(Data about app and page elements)
━━━

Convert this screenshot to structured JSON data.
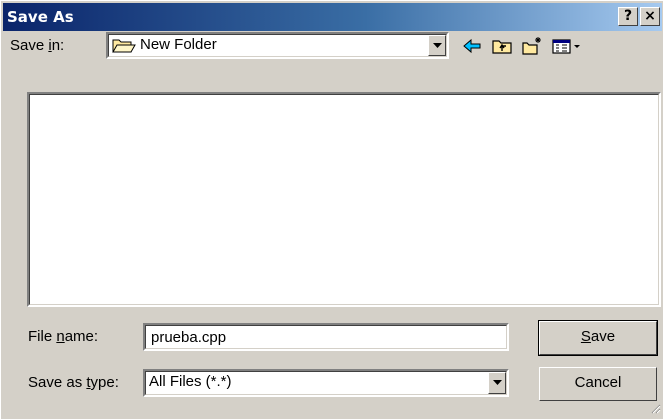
{
  "window": {
    "title": "Save As",
    "help_label": "?",
    "close_label": "×"
  },
  "save_in": {
    "label_pre": "Save ",
    "label_u": "i",
    "label_post": "n:",
    "value": "New Folder",
    "icon": "folder-open-icon"
  },
  "toolbar": {
    "icons": [
      "back-arrow-icon",
      "up-one-level-icon",
      "create-new-folder-icon",
      "view-menu-icon"
    ]
  },
  "file_name": {
    "label_pre": "File ",
    "label_u": "n",
    "label_post": "ame:",
    "value": "prueba.cpp"
  },
  "save_as_type": {
    "label_pre": "Save as ",
    "label_u": "t",
    "label_post": "ype:",
    "value": "All Files (*.*)"
  },
  "buttons": {
    "save_u": "S",
    "save_rest": "ave",
    "cancel": "Cancel"
  },
  "colors": {
    "face": "#d4d0c8",
    "title_start": "#0a246a",
    "title_end": "#a6caf0"
  }
}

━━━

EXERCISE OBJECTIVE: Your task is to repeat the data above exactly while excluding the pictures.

TASK RESULT:
Convert this screenshot to structured JSON data.
{
  "window": {
    "title": "Save As",
    "help_label": "?",
    "close_label": "×"
  },
  "save_in": {
    "label_pre": "Save ",
    "label_u": "i",
    "label_post": "n:",
    "value": "New Folder",
    "icon": "folder-open-icon"
  },
  "toolbar": {
    "icons": [
      "back-arrow-icon",
      "up-one-level-icon",
      "create-new-folder-icon",
      "view-menu-icon"
    ]
  },
  "file_name": {
    "label_pre": "File ",
    "label_u": "n",
    "label_post": "ame:",
    "value": "prueba.cpp"
  },
  "save_as_type": {
    "label_pre": "Save as ",
    "label_u": "t",
    "label_post": "ype:",
    "value": "All Files (*.*)"
  },
  "buttons": {
    "save_u": "S",
    "save_rest": "ave",
    "cancel": "Cancel"
  },
  "colors": {
    "face": "#d4d0c8",
    "title_start": "#0a246a",
    "title_end": "#a6caf0"
  }
}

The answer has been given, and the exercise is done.